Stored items
-*-*-

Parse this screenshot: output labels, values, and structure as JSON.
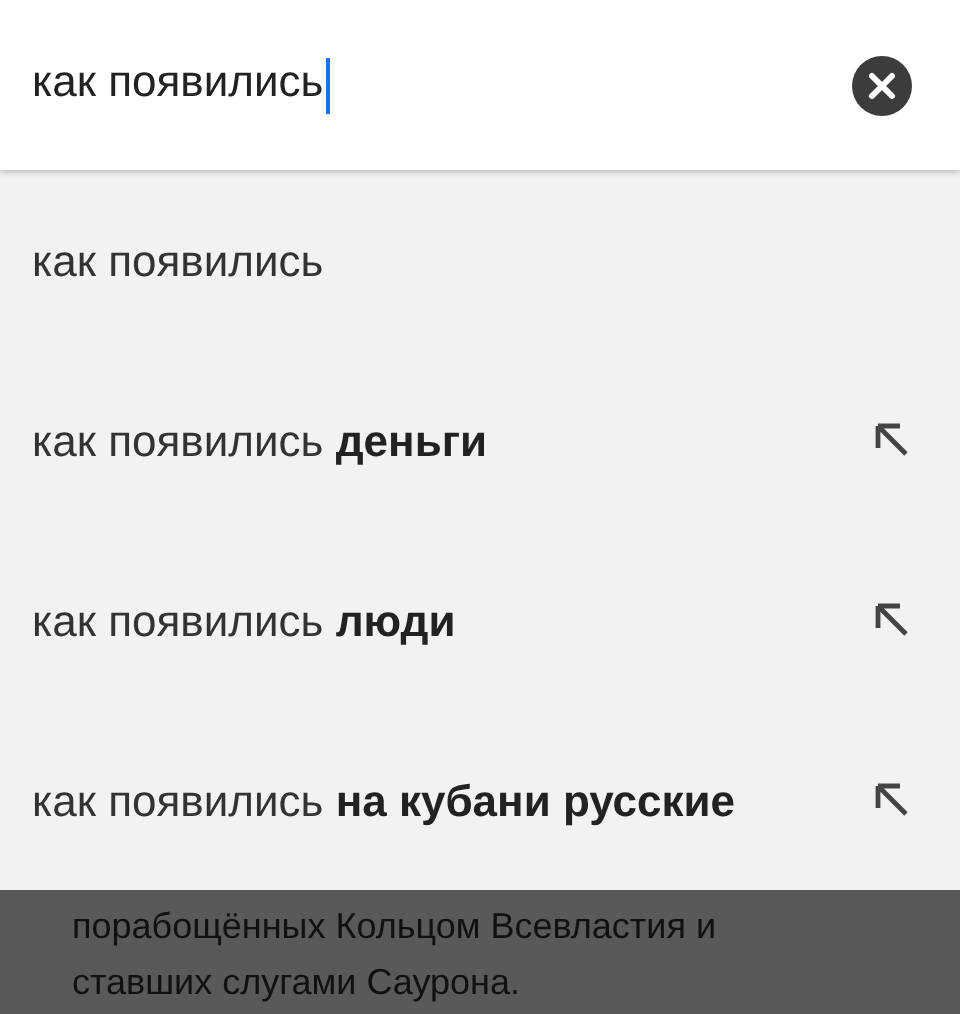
{
  "search": {
    "value": "как появились"
  },
  "suggestions": [
    {
      "text": "как появились",
      "fill_arrow": false
    },
    {
      "text": "как появились **деньги**",
      "fill_arrow": true
    },
    {
      "text": "как появились **люди**",
      "fill_arrow": true
    },
    {
      "text": "как появились **на кубани русские**",
      "fill_arrow": true
    }
  ],
  "background_text": "порабощённых Кольцом Всевластия и ставших слугами Саурона."
}
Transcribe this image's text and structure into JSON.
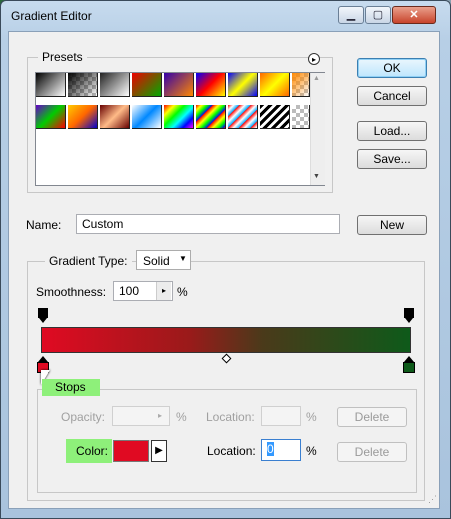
{
  "window": {
    "title": "Gradient Editor",
    "minimize": "▁",
    "maximize": "▢",
    "close": "✕"
  },
  "presets": {
    "label": "Presets",
    "menu_icon": "▸",
    "scroll_up": "▲",
    "scroll_down": "▼"
  },
  "buttons": {
    "ok": "OK",
    "cancel": "Cancel",
    "load": "Load...",
    "save": "Save...",
    "new": "New"
  },
  "name_field": {
    "label": "Name:",
    "value": "Custom"
  },
  "gradient": {
    "type_label": "Gradient Type:",
    "type_value": "Solid",
    "smoothness_label": "Smoothness:",
    "smoothness_value": "100",
    "smoothness_unit": "%",
    "start_color": "#e00a22",
    "end_color": "#0e5a1a"
  },
  "stops": {
    "label": "Stops",
    "opacity_label": "Opacity:",
    "opacity_value": "",
    "opacity_unit": "%",
    "location_label_top": "Location:",
    "location_value_top": "",
    "location_unit_top": "%",
    "delete_top": "Delete",
    "color_label": "Color:",
    "color_value": "#e00a22",
    "location_label": "Location:",
    "location_value": "0",
    "location_unit": "%",
    "delete_bottom": "Delete"
  }
}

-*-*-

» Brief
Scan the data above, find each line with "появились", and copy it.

» Expected answer
    "value": "как появились"
      "text": "как появились",
      "text": "как появились **деньги**",
      "text": "как появились **люди**",
      "text": "как появились **на кубани русские**",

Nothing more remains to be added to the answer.